He was struggling a little bit I heard coming in, said Yankees manager Joe Girardi. But, he hits a ball at his shoe tops to lead off the ninth. I mean he just finds a way against us.

Merloni: ‘Missed opportunities left and right’ for Red Sox

Merloni: ‘Missed opportunities left and right’ for Red Sox

Lou Merloni talks about the Red Sox losing 6 out of the last 7 games and if David Price should have stayed in the game for the 9th inning.

McAdam: Red Sox at a loss after excruciating defeat

McAdam: Red Sox at a loss after excruciating defeat

There are still two full months of games left on the schedule and who knows what might happen in that time, or what else might befall the Red Sox.

But for now, it's no stretch to suggest that Thursday's excruciating 2-1 setback in Anaheim constitutes the worst loss of the season to date. The point hardly seems debatable.

Consider:

THE TIMING: This was the start of the longest, and in many ways, most challenging road trip of the season, with 11 games in 11 days. It comes immediately after a homestand that was highly disappointing, featuring a mere split with the last-place Minnesota Twins and a sweep at the hands of the otherwise mediocre Detroit Tigers.

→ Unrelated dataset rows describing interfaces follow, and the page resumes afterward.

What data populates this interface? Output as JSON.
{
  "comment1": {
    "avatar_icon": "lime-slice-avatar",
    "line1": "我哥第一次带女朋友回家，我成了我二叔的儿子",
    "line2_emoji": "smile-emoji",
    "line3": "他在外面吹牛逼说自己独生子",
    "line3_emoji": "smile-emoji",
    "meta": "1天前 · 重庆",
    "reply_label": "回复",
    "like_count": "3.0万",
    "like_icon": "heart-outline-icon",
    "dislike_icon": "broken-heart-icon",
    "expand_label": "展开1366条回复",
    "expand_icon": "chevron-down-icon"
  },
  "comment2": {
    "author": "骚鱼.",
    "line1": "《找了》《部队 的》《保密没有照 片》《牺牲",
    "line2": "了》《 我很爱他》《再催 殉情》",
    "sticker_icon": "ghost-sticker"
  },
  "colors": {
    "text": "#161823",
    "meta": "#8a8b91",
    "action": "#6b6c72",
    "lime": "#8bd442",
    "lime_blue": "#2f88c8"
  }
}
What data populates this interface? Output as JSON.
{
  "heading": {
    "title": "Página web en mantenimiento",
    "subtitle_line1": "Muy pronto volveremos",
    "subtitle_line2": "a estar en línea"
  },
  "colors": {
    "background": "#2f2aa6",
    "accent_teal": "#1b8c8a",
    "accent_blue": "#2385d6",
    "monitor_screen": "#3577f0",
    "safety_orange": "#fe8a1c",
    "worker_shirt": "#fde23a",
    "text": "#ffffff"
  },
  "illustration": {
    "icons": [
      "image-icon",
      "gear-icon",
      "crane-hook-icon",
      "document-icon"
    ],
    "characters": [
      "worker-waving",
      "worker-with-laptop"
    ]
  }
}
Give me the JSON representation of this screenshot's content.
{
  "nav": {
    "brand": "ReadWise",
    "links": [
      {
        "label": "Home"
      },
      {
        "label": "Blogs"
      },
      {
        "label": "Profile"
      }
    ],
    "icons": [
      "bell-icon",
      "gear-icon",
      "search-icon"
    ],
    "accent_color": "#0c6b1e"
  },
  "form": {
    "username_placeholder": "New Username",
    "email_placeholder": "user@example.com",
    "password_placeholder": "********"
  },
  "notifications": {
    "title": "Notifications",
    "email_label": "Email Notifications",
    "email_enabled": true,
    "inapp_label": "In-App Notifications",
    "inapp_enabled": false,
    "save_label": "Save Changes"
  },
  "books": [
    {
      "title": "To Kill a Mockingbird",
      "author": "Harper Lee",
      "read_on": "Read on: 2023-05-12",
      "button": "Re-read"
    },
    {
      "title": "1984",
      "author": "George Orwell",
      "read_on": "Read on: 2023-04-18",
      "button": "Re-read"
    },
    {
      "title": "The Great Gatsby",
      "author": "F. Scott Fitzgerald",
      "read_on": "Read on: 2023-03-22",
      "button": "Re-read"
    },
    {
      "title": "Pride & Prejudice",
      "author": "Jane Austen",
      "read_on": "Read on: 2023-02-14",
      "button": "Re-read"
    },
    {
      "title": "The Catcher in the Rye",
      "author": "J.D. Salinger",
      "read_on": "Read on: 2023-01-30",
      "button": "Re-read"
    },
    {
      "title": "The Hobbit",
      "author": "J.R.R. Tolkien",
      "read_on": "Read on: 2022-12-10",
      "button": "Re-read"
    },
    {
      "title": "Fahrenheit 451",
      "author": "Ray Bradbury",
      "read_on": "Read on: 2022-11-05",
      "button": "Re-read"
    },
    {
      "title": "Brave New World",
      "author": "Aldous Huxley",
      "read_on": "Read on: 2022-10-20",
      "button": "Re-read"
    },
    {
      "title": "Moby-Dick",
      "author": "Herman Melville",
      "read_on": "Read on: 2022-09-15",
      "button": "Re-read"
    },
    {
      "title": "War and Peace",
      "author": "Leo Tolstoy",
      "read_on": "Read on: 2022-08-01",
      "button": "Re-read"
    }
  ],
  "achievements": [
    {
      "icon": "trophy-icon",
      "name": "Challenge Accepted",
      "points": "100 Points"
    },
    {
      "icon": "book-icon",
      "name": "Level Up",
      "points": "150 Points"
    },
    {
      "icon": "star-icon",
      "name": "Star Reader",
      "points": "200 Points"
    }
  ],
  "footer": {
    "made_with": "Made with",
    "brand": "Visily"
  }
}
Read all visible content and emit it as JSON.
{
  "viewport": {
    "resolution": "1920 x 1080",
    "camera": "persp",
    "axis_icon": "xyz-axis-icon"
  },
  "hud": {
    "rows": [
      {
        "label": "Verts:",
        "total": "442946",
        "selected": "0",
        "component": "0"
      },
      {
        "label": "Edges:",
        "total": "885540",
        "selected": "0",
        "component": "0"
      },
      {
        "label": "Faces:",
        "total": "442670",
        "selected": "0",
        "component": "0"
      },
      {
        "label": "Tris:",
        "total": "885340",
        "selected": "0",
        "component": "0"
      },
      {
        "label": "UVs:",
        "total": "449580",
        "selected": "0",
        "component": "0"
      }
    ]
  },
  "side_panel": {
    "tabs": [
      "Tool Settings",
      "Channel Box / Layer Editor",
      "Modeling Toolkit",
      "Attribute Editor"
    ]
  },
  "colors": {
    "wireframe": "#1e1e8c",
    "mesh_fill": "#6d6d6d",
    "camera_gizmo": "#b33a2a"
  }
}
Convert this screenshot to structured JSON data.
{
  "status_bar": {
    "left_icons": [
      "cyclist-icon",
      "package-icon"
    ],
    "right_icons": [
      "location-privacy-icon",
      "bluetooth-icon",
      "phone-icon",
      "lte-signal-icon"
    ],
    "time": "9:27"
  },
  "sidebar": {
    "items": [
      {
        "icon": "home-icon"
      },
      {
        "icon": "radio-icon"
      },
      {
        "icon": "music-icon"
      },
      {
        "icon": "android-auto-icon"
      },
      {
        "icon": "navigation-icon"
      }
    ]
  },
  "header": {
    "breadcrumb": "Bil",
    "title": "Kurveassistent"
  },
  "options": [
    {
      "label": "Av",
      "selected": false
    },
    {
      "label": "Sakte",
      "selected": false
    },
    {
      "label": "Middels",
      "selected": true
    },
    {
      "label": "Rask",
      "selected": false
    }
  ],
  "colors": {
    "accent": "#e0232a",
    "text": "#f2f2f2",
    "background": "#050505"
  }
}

There's been a great deal of attention focused on how many road games the Sox have to play through the rest of the season. Winning the opener -- and snapping a three-game losing streak in the process - would have felt like a strong statement that the club was ready and able to meet the challenges of the schedule.

THE STARTING PITCHER: The loss wiped out a standout performance by David Price, who may well hold the key to whether the Red Sox grab a playoff spot this fall.

Price has been woefully inconsistent in his first season with the Red Sox, alternating between brief stretches of dominance and periods of underwhelming outings.

For a change Thursday night, Price seemed on the verge of winning one of those "statement'' games, when he would make one measly run in the third inning stand up. There have been too many times, given his standing as the team's No. 1 starter, in which Price has pitched just well enough to lose -- like the pitcher's duels in which he came up short against the likes of Madison Bumgarner and Chris Tillman.

But on Thursday, Price didn't buckle. And never mind that he was matched against an aging and depleted Jered Weaver. Price had next-to-nothing with which to work, but he protected the 1-0 lead with a determination he has seldon shown in Boston.

And for his effort to go wasted sets an inauspicious marker for this demanding trip. There was something symbolic about having Price set the tone at the start with a low-scoring, must-have game.

He did his part. Unfortunately for Price, that wasn't enough.

THE WAY IN WHICH IT HAPPENED: Walk-off losses are never pleasant, whether they come on a homer, or a base hit up the middle.

But considering that the Red Sox had the ability to turn Daniel Nava's tapper to first into a game-ending double play, and instead, saw it result in a two-run throwing error on the part of Hanley Ramirez, makes it all the more crushing.

Brad Ziegler, who gave up a go-ahead game-winning homer in the final game of the homestand Wednesday, essentially did his job in the ninth. He got Mike Trout to hit a chopper, which resulted in an infield single. And he kept the ball on the ground and in the infield, with the Sox bringing the infield in with the bases loaded and one out.

Better execution, and the Red Sox walk away with a thrilling 1-0 victory to begin their West Coast trek. Instead, they walk off the field, heads down, with the wrong precedent being set.